Development and Change in Iraq and Afghanistan (Spring 2018)
Naysan Adlparvar
MMES 348 / ER&M 371 / PLSC 380

This seminar course introduces students to processes of socio-political development in the post-conflict settings of Iraq and Afghanistan. In doing so, the course not only provides an overview of both US-led interventions, but also familiarizes participants with the ground realities of delivering development programing. Issues covered include the militarisation of aid, gender, community development, refugees, democratisation, Human Rights, and minorities. There is also a focus on the development of student writing skills.

Humanitarian Interventions (Spring 2017)
Catherine Panter-Brick
ANTH 386 / GLBL 393

Analysis of humanitarian interventions from a variety of social science disciplinary perspectives. Issues related to policy, legal protection, health care, morality, and governance in relation to the moral imperative to save lives in conditions of extreme adversity. Promotion of dialogue between social scientists and humanitarian practitioners

Ethical and Moral Dilemmas in Humanitarian Action  (Spring 2017)
Unni Karunakara
GLBL 791

This course discusses cases that examine ethical and moral dilemmas in the delivery of humanitarian assistance at the organizational, operational and individual levels.

Responding to Violent Conflict: Epidemiological Methods & Public Health Interventions  (Spring 2017)
Kaveh Khoshnood
EMD 540

The last hundred years have witnessed an alarming number of violent conflicts (VC), some of which are ongoing. In its seminal 2002 World Report on Violence and Health, WHO described violence as a public health problem, estimated its scope and magnitude, and categorized it into self-directed, interpersonal and collective violence.  The WHO called upon public health professionals to become more engaged in examining the causes and consequences of violence and to develop strategies to prevent it. 

How have we responded to this call?  This course is a partial response to this call.  The course is focused primarily on collective violence, while also recognizing that all forms of violence are interrelated.  The course pays particular attention to the Middle East and North African (MENA) region, especially the Syrian crisis, while drawing on salient examples from other regions of the world that have experienced VC.  Students will review and critique the available scientific evidence to measure negative health consequences of VC and pay particular attention to epidemiological methods used in producing this evidence.  We will discuss the challenges of conducting rigorous epidemiological studies in contexts of fragility and insecurity.

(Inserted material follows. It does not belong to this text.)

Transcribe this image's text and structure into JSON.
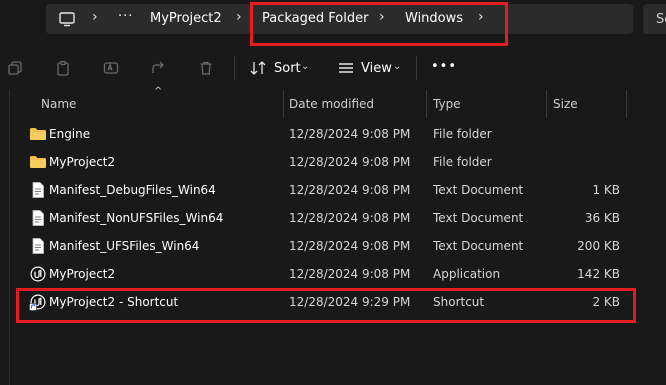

Intro Critical Refugee Studies (Spring2017)
Quan T Tran
ER&M 221 / WGSS 222

Reconfiguring refugees as fluid subjects and sites of social, political, and cultural critiques. Departing from dominant understandings of refugees as victims, consideration instead of refugees as complex historical actors, made visible through processes of colonization, imperialism, war, displacement, state violence, and globalization, as well as ethical, social, legal, and political transformations. Focus on second-half of the twentieth century.

Refugee Law and Policy (Spring 2017)
PLSC 227 / EP&E 310 

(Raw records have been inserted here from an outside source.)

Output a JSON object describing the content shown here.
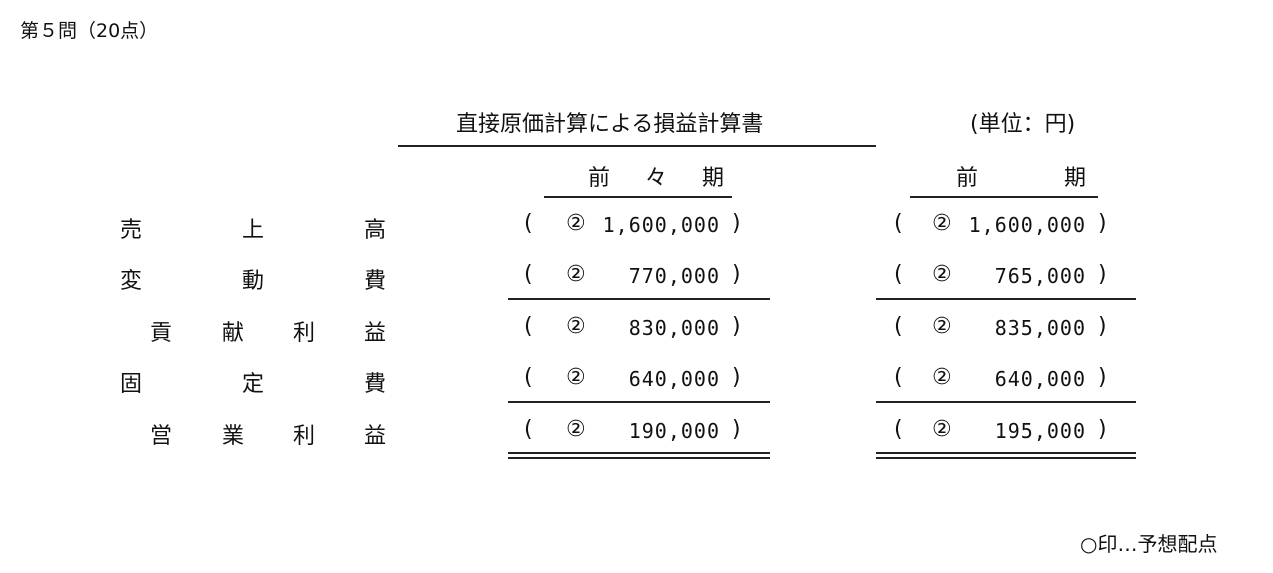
{
  "header": {
    "question": "第５問（20点）"
  },
  "statement": {
    "title": "直接原価計算による損益計算書",
    "unit": "(単位：円)"
  },
  "periods": [
    "前 々 期",
    "前　　期"
  ],
  "rows": [
    {
      "label": [
        "売",
        "上",
        "高"
      ],
      "values": [
        {
          "mark": "②",
          "amount": "1,600,000"
        },
        {
          "mark": "②",
          "amount": "1,600,000"
        }
      ]
    },
    {
      "label": [
        "変",
        "動",
        "費"
      ],
      "values": [
        {
          "mark": "②",
          "amount": "770,000"
        },
        {
          "mark": "②",
          "amount": "765,000"
        }
      ]
    },
    {
      "label": [
        "貢",
        "献",
        "利",
        "益"
      ],
      "values": [
        {
          "mark": "②",
          "amount": "830,000"
        },
        {
          "mark": "②",
          "amount": "835,000"
        }
      ]
    },
    {
      "label": [
        "固",
        "定",
        "費"
      ],
      "values": [
        {
          "mark": "②",
          "amount": "640,000"
        },
        {
          "mark": "②",
          "amount": "640,000"
        }
      ]
    },
    {
      "label": [
        "営",
        "業",
        "利",
        "益"
      ],
      "values": [
        {
          "mark": "②",
          "amount": "190,000"
        },
        {
          "mark": "②",
          "amount": "195,000"
        }
      ]
    }
  ],
  "paren": {
    "open": "(",
    "close": ")"
  },
  "footer": {
    "note": "○印…予想配点"
  }
}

This course will address major themes and controversies in U.S. refugee law and policy, including: the origins and evolution of refugee law in the United States; the role of Congress, courts and administrative agencies; grounds for asylum; expansion of protection to “new” asylum claims; procedures for adjudicating asylum claims; challenges in proving asylum claims; and detention of asylum-seekers.    

Effective States, Weak States and Citizens in the 21st Century (Spring 2017)
GLBL 771
Clare Lockhart

This seminar course will focus on the contemporary issue of effective states, weak states and their social compact with citizens in the 21st century. It will examine the changing context for the role of the state, state-building and peace-building, including forces of globalization, information technology and demographic shifts, as well as the consolidation of illicit networks. It will consider the scope of the challenge of state fragility, and the potential consequences of failure to address it. It will examine cases of success and failure, and consider the domestic and external policies that contributed to these trajectories.

Borders, Culture & Citizenship (Fall 2016)
PLSC 580 / PHIL 474 / PHIL 674 / PLSC 326
Seyla Benhabib

The contemporary refugee crisis in Europe and elsewhere; new patterns of migration, increasing demands for multicultural rights on the part of Muslim minorities in the West, and transnational effects of globalization faced by contemporary societies. This course examines these issues in a multidisciplinary perspective in the light of political theories of citizenship and migration, and laws concerning refugees and migrants in Europe and the United States.